The Gospel for today's Mass is taken from Luke's beautiful account of the Annunciation. The angel Gabriel visited the virgin and offered her a proposal from God. Mary accepted, and changed the world forever.
One aspect of Mary's "yes" that attracts me is that it was a joyful yes. There are times when it's hard to say yes to God, when it's a question of doing something difficult or distasteful, or of some suffering that comes into our lives. For those times, we have the example of the "yes" that Jesus said in Gethsemane. But that was very different from the Annunciation. In the agony in the garden, Jesus knew he was entering into a cosmic struggle with Evil. He prayed to the Father to be spared that trial, but with the proviso "not your will but mine be done." It was the Father's will that Jesus go into that struggle, and he did.
But Mary's yes is a joyful one. God was offering her a great gift, and she accepted wholeheartedly. This isn't just a pious thought, but is borne out by the Gospel text itself. The word Luke uses to describe Mary's acceptance is "genoito"--let it be done. It's a form of the verb that's used only rarely in the New Testament--the optative mood. This verb form expresses a joyful willingness, even an eagerness to do something. It expresses a desire and a strong wish. So Mary said "yes" with all the desire of her heart.
May we too have the same openness to accept God's greatest gift--our Savior, Jesus Christ.
Wednesday, March 25, 2009
Tuesday, March 17, 2009
Cardinal Francis George of Chicago speaks out about preserving conscience protection for health care workers who object to abortions. The link to the USCC website gives more details.
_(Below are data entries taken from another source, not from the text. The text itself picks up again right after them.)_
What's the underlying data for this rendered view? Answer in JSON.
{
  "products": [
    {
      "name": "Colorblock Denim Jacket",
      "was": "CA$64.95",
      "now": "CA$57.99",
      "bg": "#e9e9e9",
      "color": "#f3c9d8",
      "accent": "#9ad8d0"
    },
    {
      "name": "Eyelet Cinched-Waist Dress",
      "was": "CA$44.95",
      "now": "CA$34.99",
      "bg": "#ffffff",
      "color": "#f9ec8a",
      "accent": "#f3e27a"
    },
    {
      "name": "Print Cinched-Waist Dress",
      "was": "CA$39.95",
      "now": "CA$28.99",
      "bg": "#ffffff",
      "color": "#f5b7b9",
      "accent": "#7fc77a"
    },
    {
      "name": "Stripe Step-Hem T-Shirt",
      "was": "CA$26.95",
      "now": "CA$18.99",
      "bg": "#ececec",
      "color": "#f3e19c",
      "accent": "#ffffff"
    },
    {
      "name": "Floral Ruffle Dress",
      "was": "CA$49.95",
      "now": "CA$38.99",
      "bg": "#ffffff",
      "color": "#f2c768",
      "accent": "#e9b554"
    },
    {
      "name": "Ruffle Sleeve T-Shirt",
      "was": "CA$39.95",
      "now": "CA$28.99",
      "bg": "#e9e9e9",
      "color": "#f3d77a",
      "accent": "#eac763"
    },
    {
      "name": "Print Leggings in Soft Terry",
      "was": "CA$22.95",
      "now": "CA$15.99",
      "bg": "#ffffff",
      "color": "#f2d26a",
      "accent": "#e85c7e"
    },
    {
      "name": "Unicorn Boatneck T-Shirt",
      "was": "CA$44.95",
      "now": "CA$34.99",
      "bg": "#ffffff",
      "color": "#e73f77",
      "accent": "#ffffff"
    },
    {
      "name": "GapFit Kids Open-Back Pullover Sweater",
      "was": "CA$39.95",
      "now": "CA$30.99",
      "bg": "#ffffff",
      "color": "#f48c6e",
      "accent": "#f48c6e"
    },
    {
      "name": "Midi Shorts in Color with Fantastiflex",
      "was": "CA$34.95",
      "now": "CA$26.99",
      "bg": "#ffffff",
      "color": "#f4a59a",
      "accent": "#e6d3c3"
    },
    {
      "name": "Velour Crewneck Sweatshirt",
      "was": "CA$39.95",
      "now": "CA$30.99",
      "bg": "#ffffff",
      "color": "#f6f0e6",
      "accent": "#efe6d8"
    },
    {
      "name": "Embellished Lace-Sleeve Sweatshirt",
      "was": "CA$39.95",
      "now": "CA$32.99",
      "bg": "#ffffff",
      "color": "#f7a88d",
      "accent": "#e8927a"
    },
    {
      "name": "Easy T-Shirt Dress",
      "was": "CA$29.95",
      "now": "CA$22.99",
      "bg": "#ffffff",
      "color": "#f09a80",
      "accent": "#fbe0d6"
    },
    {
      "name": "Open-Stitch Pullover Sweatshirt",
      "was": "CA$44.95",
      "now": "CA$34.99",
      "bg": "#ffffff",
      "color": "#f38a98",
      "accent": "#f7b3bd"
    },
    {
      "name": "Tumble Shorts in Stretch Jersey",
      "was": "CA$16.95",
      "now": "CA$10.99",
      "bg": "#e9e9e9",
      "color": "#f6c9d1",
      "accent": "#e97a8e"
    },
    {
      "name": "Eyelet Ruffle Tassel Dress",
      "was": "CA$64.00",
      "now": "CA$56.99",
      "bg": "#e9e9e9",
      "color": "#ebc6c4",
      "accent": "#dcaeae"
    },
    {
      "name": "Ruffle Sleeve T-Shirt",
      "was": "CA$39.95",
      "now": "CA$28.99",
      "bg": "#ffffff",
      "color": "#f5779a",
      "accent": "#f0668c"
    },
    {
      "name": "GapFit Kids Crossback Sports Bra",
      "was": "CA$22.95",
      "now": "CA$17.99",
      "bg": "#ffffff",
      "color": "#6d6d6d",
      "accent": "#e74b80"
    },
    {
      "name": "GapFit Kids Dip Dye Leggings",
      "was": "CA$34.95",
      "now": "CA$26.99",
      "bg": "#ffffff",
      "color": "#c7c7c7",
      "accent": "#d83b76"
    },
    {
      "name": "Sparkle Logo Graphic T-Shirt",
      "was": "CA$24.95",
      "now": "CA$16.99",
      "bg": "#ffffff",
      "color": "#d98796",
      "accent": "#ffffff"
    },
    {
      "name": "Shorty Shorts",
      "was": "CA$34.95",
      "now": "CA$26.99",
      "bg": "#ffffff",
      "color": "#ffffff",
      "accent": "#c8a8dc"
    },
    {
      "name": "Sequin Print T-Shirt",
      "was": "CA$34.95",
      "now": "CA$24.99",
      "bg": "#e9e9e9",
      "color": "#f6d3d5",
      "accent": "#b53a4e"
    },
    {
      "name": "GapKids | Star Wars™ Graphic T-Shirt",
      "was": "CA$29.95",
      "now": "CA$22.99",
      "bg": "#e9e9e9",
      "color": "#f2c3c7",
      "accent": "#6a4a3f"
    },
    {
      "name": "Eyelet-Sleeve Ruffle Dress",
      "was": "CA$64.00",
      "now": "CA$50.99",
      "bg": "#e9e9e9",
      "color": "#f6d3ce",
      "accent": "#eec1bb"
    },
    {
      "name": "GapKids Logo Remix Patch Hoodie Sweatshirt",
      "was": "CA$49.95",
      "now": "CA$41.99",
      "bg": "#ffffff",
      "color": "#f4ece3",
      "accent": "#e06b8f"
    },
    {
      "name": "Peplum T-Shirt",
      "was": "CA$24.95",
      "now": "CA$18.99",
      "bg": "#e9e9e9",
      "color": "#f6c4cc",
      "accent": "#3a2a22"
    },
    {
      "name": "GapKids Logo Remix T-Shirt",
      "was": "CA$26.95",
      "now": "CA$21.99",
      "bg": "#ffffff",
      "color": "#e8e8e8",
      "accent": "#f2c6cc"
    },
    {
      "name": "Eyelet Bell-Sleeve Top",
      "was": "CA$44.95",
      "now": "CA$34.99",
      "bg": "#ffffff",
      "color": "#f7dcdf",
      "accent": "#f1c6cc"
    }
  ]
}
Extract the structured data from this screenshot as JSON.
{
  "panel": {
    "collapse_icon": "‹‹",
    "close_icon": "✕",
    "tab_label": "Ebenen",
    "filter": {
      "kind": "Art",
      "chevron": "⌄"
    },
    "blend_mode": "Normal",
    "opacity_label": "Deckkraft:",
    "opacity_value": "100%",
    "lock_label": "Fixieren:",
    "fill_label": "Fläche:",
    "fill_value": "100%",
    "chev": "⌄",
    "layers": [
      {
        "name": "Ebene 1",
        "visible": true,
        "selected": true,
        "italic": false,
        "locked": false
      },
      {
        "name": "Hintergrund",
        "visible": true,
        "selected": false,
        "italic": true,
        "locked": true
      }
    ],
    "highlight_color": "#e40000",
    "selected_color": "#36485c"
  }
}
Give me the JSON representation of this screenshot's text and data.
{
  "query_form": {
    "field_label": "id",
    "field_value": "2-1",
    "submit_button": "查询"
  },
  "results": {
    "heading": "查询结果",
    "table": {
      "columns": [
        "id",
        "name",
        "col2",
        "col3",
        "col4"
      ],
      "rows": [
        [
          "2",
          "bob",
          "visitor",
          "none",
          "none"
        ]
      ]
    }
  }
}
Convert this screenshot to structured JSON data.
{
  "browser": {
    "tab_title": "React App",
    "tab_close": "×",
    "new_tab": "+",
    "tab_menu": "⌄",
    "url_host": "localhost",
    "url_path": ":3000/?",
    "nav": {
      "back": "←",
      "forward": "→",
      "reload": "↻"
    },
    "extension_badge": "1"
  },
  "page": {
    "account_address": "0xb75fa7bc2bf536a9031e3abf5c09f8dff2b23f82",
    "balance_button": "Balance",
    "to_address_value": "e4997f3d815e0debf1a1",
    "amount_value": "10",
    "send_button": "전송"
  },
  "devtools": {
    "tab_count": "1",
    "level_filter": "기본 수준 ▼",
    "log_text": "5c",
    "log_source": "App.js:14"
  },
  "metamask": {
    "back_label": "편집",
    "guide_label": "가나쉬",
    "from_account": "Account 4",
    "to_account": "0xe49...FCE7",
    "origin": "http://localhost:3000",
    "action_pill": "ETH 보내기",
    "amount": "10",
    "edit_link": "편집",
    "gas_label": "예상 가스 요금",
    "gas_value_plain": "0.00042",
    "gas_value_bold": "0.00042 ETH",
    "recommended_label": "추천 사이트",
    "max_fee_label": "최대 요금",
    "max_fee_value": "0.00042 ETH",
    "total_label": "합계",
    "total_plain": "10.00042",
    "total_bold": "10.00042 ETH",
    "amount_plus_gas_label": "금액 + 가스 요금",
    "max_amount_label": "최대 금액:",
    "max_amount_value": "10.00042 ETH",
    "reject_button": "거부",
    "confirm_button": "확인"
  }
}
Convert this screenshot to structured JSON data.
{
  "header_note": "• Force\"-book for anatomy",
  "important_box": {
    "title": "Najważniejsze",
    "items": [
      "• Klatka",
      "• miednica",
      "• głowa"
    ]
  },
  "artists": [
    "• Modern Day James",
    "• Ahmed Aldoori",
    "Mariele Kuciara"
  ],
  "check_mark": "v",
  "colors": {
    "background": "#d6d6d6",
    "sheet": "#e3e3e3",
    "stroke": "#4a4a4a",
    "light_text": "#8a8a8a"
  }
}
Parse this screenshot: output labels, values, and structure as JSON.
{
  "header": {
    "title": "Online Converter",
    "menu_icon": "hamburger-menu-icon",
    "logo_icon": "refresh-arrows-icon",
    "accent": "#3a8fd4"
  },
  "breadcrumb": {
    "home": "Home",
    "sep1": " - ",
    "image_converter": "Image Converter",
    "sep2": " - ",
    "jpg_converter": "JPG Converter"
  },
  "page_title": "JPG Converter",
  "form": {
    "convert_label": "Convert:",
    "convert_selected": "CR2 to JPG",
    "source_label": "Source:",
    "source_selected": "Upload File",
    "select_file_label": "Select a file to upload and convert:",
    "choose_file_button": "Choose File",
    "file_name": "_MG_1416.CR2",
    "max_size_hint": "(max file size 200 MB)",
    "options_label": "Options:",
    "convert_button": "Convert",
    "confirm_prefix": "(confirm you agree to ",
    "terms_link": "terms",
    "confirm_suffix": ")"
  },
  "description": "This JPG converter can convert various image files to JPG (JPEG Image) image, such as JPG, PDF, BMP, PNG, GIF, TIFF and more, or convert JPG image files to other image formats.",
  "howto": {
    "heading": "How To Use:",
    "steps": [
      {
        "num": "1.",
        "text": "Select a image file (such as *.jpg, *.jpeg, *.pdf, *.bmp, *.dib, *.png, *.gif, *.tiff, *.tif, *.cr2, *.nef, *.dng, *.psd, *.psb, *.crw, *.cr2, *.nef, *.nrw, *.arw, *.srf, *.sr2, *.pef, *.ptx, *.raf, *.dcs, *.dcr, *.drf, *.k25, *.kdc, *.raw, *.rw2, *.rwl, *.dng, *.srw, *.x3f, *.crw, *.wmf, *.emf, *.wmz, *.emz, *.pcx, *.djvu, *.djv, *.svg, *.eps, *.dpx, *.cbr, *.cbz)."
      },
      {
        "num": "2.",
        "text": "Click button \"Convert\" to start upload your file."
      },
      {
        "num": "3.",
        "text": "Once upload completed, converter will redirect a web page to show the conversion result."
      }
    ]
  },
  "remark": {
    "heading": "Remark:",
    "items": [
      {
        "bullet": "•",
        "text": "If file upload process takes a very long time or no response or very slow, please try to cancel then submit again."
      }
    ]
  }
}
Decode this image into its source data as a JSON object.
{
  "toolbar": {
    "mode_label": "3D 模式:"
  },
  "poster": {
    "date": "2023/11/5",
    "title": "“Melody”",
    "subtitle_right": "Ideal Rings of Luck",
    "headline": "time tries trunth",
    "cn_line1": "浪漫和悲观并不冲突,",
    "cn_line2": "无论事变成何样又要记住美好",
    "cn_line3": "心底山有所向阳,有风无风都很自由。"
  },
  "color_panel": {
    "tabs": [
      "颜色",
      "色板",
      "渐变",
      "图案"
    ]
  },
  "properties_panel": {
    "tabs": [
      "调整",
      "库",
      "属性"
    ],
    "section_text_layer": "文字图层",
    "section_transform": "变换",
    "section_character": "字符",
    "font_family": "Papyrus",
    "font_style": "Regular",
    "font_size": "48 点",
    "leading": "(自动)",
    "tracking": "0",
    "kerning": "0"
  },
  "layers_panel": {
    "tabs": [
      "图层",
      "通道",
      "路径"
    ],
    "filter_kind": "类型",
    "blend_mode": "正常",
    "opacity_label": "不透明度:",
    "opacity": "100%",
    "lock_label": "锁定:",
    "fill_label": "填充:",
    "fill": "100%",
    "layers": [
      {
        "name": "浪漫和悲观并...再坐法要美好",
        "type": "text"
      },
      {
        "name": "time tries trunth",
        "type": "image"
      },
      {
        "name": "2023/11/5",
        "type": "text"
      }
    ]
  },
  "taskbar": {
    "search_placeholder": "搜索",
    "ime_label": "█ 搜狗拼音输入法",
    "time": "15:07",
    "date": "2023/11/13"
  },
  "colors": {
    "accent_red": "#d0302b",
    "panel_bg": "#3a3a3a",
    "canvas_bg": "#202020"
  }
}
As you probably know, the Obama administration has announced its intention to do away with these conscience protections.